* [YOUR ASSIGNMENT]:
Nothing in the data below may be left out; return all of it exactly.

* [DATA RECORDS]:
╔══

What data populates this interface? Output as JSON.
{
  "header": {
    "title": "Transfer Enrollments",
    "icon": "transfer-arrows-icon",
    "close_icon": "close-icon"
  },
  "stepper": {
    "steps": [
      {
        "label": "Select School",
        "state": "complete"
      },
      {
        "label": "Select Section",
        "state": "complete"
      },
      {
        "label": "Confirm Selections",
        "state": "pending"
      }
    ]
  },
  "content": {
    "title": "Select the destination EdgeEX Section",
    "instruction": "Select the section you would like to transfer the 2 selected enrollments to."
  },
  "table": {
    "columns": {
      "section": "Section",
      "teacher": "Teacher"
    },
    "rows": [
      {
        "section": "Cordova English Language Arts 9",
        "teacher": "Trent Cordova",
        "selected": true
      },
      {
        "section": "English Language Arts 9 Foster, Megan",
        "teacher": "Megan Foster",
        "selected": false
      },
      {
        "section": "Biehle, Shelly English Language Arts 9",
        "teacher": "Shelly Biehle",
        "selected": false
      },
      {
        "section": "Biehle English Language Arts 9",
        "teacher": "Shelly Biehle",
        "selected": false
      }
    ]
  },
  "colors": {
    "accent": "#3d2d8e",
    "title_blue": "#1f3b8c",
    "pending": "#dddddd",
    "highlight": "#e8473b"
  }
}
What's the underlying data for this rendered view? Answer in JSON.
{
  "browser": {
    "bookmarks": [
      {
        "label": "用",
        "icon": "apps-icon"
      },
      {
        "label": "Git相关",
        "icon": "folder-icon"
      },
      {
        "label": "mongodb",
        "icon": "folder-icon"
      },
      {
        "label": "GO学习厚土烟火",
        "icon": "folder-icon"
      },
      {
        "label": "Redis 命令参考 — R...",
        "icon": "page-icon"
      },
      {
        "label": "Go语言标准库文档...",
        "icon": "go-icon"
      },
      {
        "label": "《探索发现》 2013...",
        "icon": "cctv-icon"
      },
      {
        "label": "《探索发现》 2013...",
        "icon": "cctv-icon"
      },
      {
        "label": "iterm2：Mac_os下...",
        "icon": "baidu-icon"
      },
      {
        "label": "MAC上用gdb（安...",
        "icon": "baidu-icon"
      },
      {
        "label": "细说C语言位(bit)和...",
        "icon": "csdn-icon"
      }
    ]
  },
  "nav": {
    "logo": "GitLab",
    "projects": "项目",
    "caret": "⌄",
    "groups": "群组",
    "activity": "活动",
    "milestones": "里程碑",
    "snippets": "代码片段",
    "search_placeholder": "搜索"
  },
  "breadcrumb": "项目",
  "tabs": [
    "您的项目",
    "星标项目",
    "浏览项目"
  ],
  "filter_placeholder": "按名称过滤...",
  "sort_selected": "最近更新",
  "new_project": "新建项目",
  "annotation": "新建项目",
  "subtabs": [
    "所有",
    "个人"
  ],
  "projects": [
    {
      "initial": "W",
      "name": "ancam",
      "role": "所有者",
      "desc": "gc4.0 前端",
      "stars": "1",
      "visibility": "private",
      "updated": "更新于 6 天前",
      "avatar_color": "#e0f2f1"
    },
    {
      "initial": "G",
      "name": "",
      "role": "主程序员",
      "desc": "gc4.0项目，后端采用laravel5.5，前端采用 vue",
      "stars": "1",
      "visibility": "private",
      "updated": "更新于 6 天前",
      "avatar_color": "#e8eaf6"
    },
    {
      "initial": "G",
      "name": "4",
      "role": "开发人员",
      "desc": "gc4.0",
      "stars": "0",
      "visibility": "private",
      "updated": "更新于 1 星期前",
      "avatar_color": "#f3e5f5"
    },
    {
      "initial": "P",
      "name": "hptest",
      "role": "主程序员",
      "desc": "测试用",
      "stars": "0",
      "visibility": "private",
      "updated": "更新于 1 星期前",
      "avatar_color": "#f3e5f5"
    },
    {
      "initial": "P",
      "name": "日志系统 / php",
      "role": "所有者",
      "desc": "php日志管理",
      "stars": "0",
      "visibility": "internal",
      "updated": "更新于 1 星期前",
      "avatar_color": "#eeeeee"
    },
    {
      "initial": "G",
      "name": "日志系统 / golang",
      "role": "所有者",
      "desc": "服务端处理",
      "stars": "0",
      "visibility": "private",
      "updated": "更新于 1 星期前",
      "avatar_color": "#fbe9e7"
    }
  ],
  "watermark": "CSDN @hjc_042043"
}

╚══

* [OUTPUT BELOW]:
What data populates this interface? Output as JSON.
{
  "header": {
    "title": "Transfer Enrollments",
    "icon": "transfer-arrows-icon",
    "close_icon": "close-icon"
  },
  "stepper": {
    "steps": [
      {
        "label": "Select School",
        "state": "complete"
      },
      {
        "label": "Select Section",
        "state": "complete"
      },
      {
        "label": "Confirm Selections",
        "state": "pending"
      }
    ]
  },
  "content": {
    "title": "Select the destination EdgeEX Section",
    "instruction": "Select the section you would like to transfer the 2 selected enrollments to."
  },
  "table": {
    "columns": {
      "section": "Section",
      "teacher": "Teacher"
    },
    "rows": [
      {
        "section": "Cordova English Language Arts 9",
        "teacher": "Trent Cordova",
        "selected": true
      },
      {
        "section": "English Language Arts 9 Foster, Megan",
        "teacher": "Megan Foster",
        "selected": false
      },
      {
        "section": "Biehle, Shelly English Language Arts 9",
        "teacher": "Shelly Biehle",
        "selected": false
      },
      {
        "section": "Biehle English Language Arts 9",
        "teacher": "Shelly Biehle",
        "selected": false
      }
    ]
  },
  "colors": {
    "accent": "#3d2d8e",
    "title_blue": "#1f3b8c",
    "pending": "#dddddd",
    "highlight": "#e8473b"
  }
}
What's the underlying data for this rendered view? Answer in JSON.
{
  "browser": {
    "bookmarks": [
      {
        "label": "用",
        "icon": "apps-icon"
      },
      {
        "label": "Git相关",
        "icon": "folder-icon"
      },
      {
        "label": "mongodb",
        "icon": "folder-icon"
      },
      {
        "label": "GO学习厚土烟火",
        "icon": "folder-icon"
      },
      {
        "label": "Redis 命令参考 — R...",
        "icon": "page-icon"
      },
      {
        "label": "Go语言标准库文档...",
        "icon": "go-icon"
      },
      {
        "label": "《探索发现》 2013...",
        "icon": "cctv-icon"
      },
      {
        "label": "《探索发现》 2013...",
        "icon": "cctv-icon"
      },
      {
        "label": "iterm2：Mac_os下...",
        "icon": "baidu-icon"
      },
      {
        "label": "MAC上用gdb（安...",
        "icon": "baidu-icon"
      },
      {
        "label": "细说C语言位(bit)和...",
        "icon": "csdn-icon"
      }
    ]
  },
  "nav": {
    "logo": "GitLab",
    "projects": "项目",
    "caret": "⌄",
    "groups": "群组",
    "activity": "活动",
    "milestones": "里程碑",
    "snippets": "代码片段",
    "search_placeholder": "搜索"
  },
  "breadcrumb": "项目",
  "tabs": [
    "您的项目",
    "星标项目",
    "浏览项目"
  ],
  "filter_placeholder": "按名称过滤...",
  "sort_selected": "最近更新",
  "new_project": "新建项目",
  "annotation": "新建项目",
  "subtabs": [
    "所有",
    "个人"
  ],
  "projects": [
    {
      "initial": "W",
      "name": "ancam",
      "role": "所有者",
      "desc": "gc4.0 前端",
      "stars": "1",
      "visibility": "private",
      "updated": "更新于 6 天前",
      "avatar_color": "#e0f2f1"
    },
    {
      "initial": "G",
      "name": "",
      "role": "主程序员",
      "desc": "gc4.0项目，后端采用laravel5.5，前端采用 vue",
      "stars": "1",
      "visibility": "private",
      "updated": "更新于 6 天前",
      "avatar_color": "#e8eaf6"
    },
    {
      "initial": "G",
      "name": "4",
      "role": "开发人员",
      "desc": "gc4.0",
      "stars": "0",
      "visibility": "private",
      "updated": "更新于 1 星期前",
      "avatar_color": "#f3e5f5"
    },
    {
      "initial": "P",
      "name": "hptest",
      "role": "主程序员",
      "desc": "测试用",
      "stars": "0",
      "visibility": "private",
      "updated": "更新于 1 星期前",
      "avatar_color": "#f3e5f5"
    },
    {
      "initial": "P",
      "name": "日志系统 / php",
      "role": "所有者",
      "desc": "php日志管理",
      "stars": "0",
      "visibility": "internal",
      "updated": "更新于 1 星期前",
      "avatar_color": "#eeeeee"
    },
    {
      "initial": "G",
      "name": "日志系统 / golang",
      "role": "所有者",
      "desc": "服务端处理",
      "stars": "0",
      "visibility": "private",
      "updated": "更新于 1 星期前",
      "avatar_color": "#fbe9e7"
    }
  ],
  "watermark": "CSDN @hjc_042043"
}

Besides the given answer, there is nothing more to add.